Dick Morris and Eileen McGann see a chance for McCain-Palin to go on offense: "Republicans must battle to underscore the threats this country faces, economically and internationally, and that we can't let an ingenue take over. They must capitalize on McCain's aggressive determination to bring reform to Washington and to emphasize Obama's inexperience and failure to grasp how to change Washington," they write. "But it was McCain's gutsy selection of Palin that opened the door to victory."
Obama campaign manager David Plouffe sees McCain-Palin at the "high-water mark," with Democratic turnout efforts still superior: "Our sense is that, that independent women who are truly undecided," Plouffe told McCain reporters in Chicago Monday, per ABC's Ron Claiborne. "There is no question that they believe that Gov. Palin has given them a surge of energy here in the short term. We'll see where they stand eight weeks from now."
(Indeed. And might the map be shrinking? "We are very focused on the battleground states that will decide the race," Plouffe said.)
The campaigns, to some extent, continue to play on different fields (though they look more similar all the time): "The two presidential campaigns are plotting strategies that rely on vastly different readings of the electoral map, with Democrat Barack Obama competing hard in a large number of traditionally Republican states and John McCain, the GOP nominee, focusing on a small set of familiar battlegrounds," Peter Nicholas writes in the Los Angeles Times. "A wild card in their calculations is McCain's surprise vice presidential choice, Sarah Palin." (Remember back when Obama used to be the wild card?)
Obama on Tuesday talks education in Ohio, touting charter schools and efforts to replace inferior teachers: "There's partisanship and there's bickering, but there's no understanding that both sides have good ideas that we'll need to implement if we hope to make the changes our children need," Obama plans to say, according to advance excerpts.

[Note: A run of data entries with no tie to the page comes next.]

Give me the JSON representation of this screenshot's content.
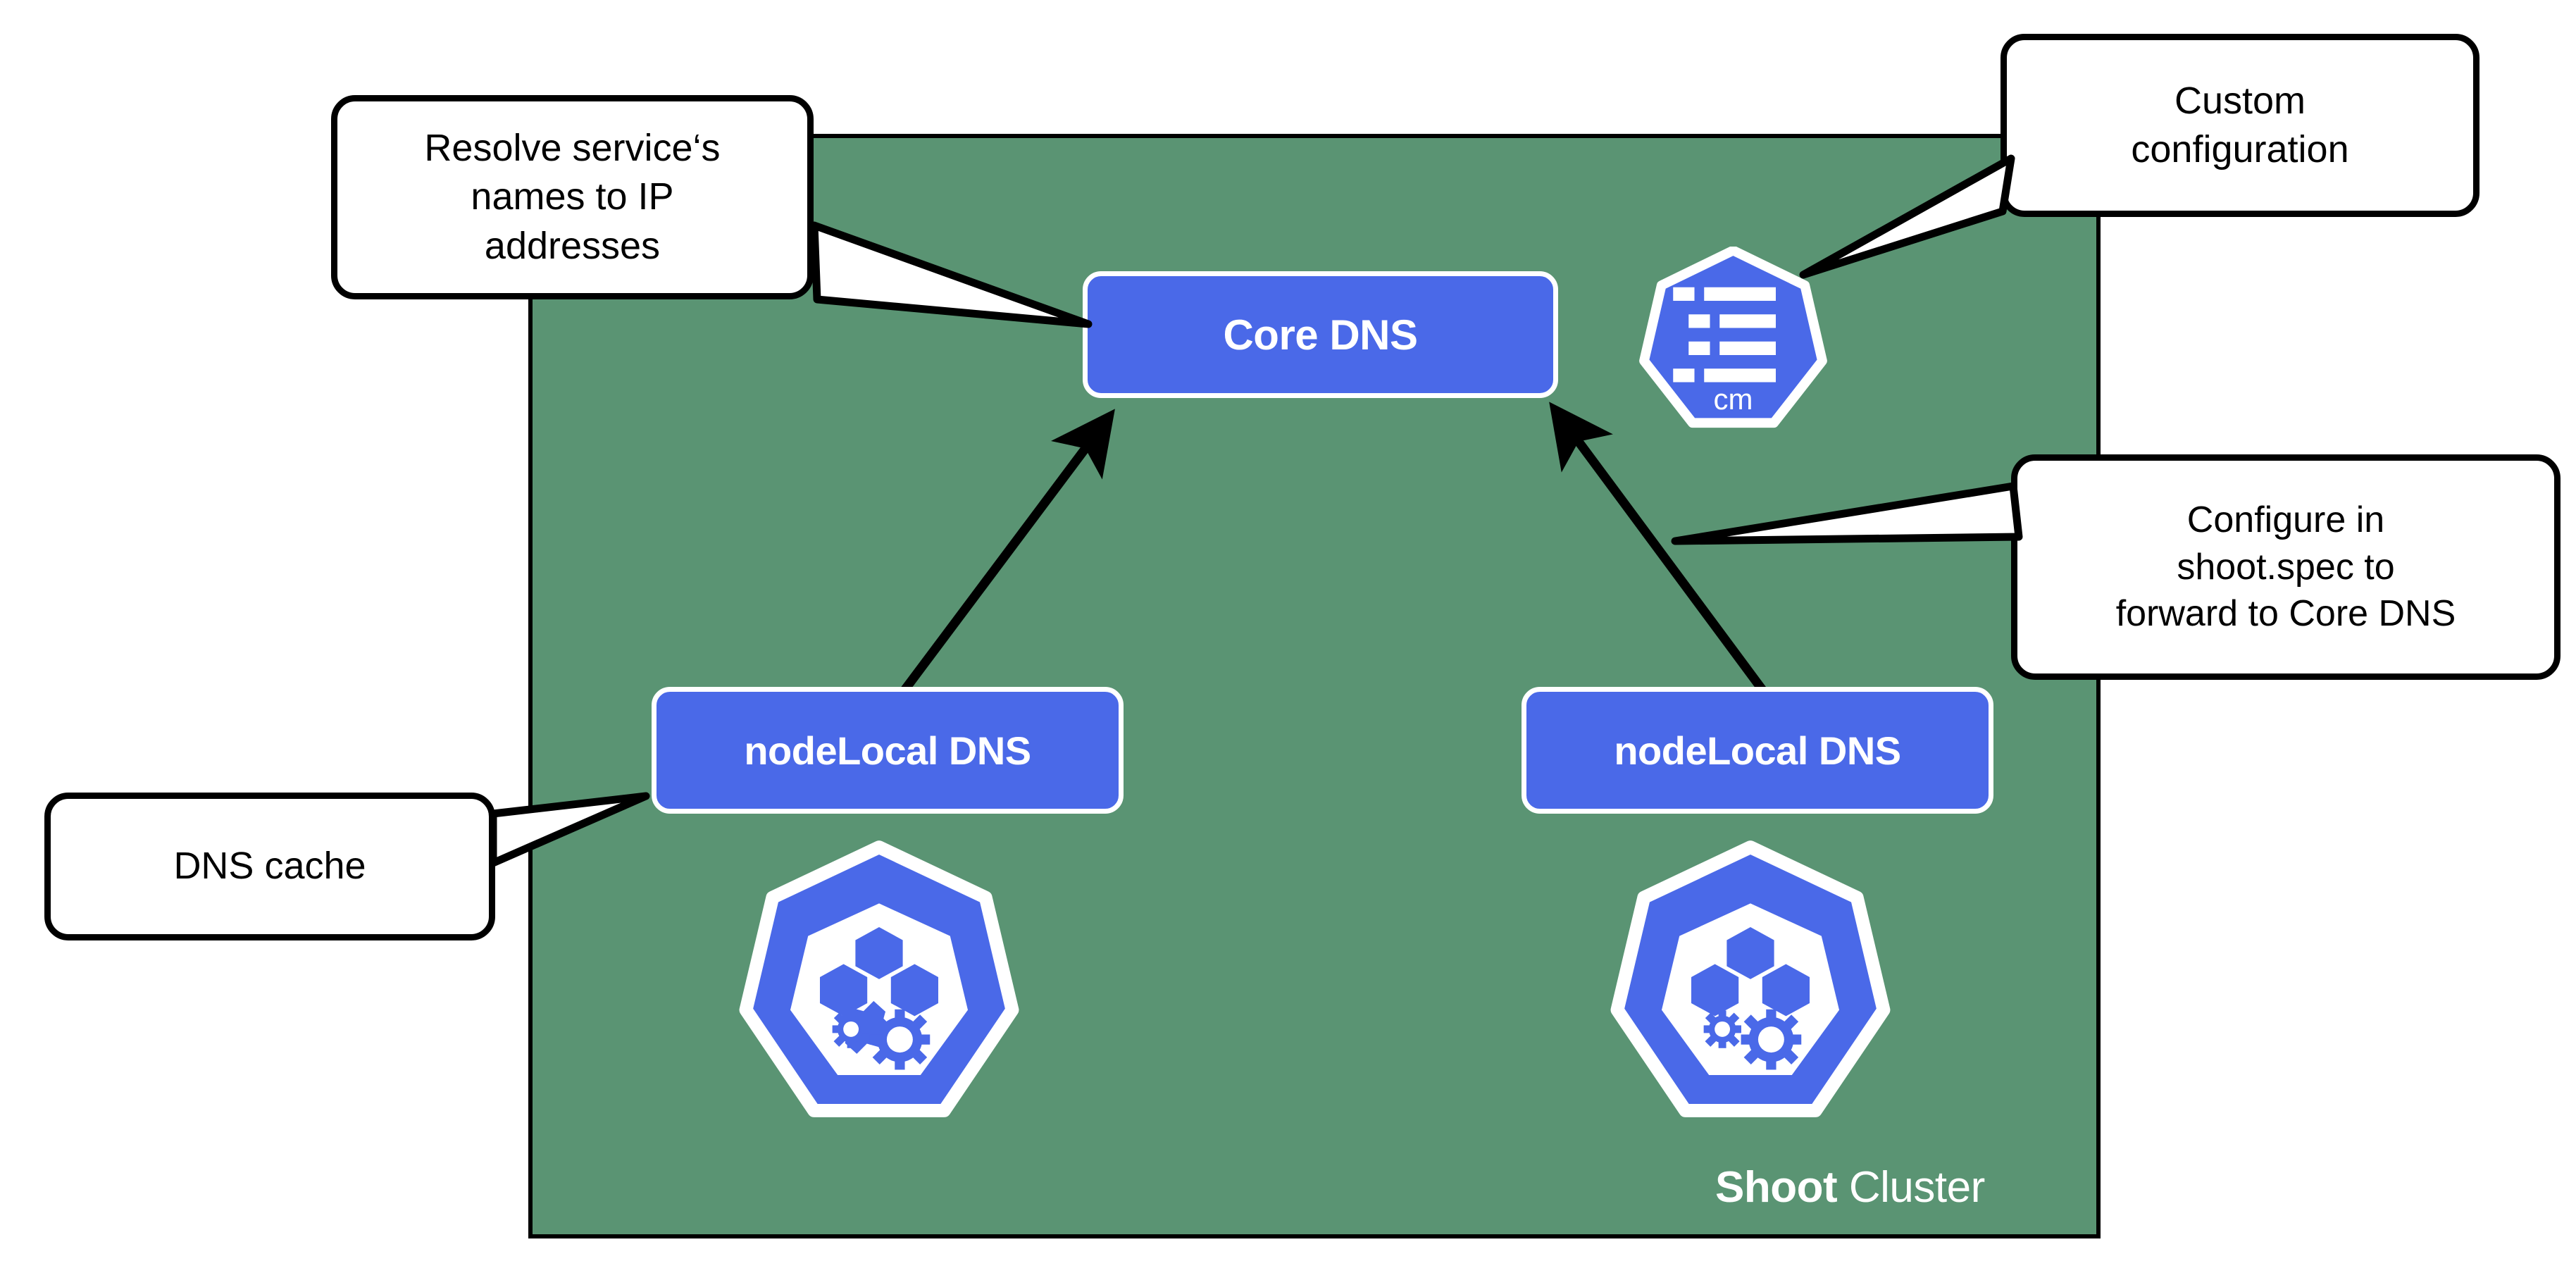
{
  "diagram": {
    "type": "architecture-diagram",
    "title": "Shoot Cluster DNS Architecture",
    "background_color": "#ffffff"
  },
  "cluster": {
    "label_bold": "Shoot",
    "label_regular": " Cluster",
    "fill_color": "#5a9473",
    "border_color": "#000000",
    "name": "shoot-cluster"
  },
  "nodes": [
    {
      "id": "core-dns",
      "label": "Core DNS",
      "color": "#4a69e8",
      "text_color": "#ffffff",
      "kind": "service-box"
    },
    {
      "id": "nodelocal-dns-left",
      "label": "nodeLocal DNS",
      "color": "#4a69e8",
      "text_color": "#ffffff",
      "kind": "service-box"
    },
    {
      "id": "nodelocal-dns-right",
      "label": "nodeLocal DNS",
      "color": "#4a69e8",
      "text_color": "#ffffff",
      "kind": "service-box"
    }
  ],
  "icons": [
    {
      "id": "configmap-icon",
      "name": "configmap-icon",
      "sublabel": "cm",
      "color": "#4a69e8",
      "outline_color": "#ffffff",
      "kind": "kubernetes-heptagon"
    },
    {
      "id": "node-icon-left",
      "name": "kubernetes-node-icon",
      "sublabel": "",
      "color": "#4a69e8",
      "outline_color": "#ffffff",
      "kind": "kubernetes-heptagon"
    },
    {
      "id": "node-icon-right",
      "name": "kubernetes-node-icon",
      "sublabel": "",
      "color": "#4a69e8",
      "outline_color": "#ffffff",
      "kind": "kubernetes-heptagon"
    }
  ],
  "callouts": [
    {
      "id": "callout-resolve",
      "name": "callout-resolve-service-names",
      "lines": [
        "Resolve service‘s",
        "names to IP",
        "addresses"
      ],
      "points_to": "core-dns"
    },
    {
      "id": "callout-custom-config",
      "name": "callout-custom-configuration",
      "lines": [
        "Custom",
        "configuration"
      ],
      "points_to": "configmap-icon"
    },
    {
      "id": "callout-configure-shoot",
      "name": "callout-configure-shoot-spec",
      "lines": [
        "Configure in",
        "shoot.spec to",
        "forward to Core DNS"
      ],
      "points_to": "nodelocal-dns-right"
    },
    {
      "id": "callout-dns-cache",
      "name": "callout-dns-cache",
      "lines": [
        "DNS cache"
      ],
      "points_to": "nodelocal-dns-left"
    }
  ],
  "connections": [
    {
      "id": "arrow-left-nodelocal-to-coredns",
      "from": "nodelocal-dns-left",
      "to": "core-dns",
      "style": "solid-arrow"
    },
    {
      "id": "arrow-right-nodelocal-to-coredns",
      "from": "nodelocal-dns-right",
      "to": "core-dns",
      "style": "solid-arrow"
    }
  ],
  "colors": {
    "cluster_green": "#5a9473",
    "service_blue": "#4a69e8",
    "outline_black": "#000000",
    "white": "#ffffff"
  }
}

New language taking on McCain -- wresting back his "change": "In the past few weeks, my opponent has taken to talking about the need for change and reform in Washington, where he has been part of the scene for about three decades," Obama plans to say. "And in those three decades, he has not done one thing to truly improve the quality of public education in our country. Not one real proposal or law or initiative. Nothing."
Obama continues: "After three decades of indifference on education, do you really believe that John McCain is going to make a difference now?"
He's backing up the message with a new ad: "Barack Obama understands what it takes make America number one in education again. John McCain doesn't understand. John McCain voted to cut education funding. Against accountability standards. He even proposed abolishing the Department of Education. And John McCain's economic plan gives two hundred billion more to special interests while taking money away from public schools."
Counters RNC spokesman Alex Conant: "What has Barack Obama ever done for education reform other than give speeches about it?"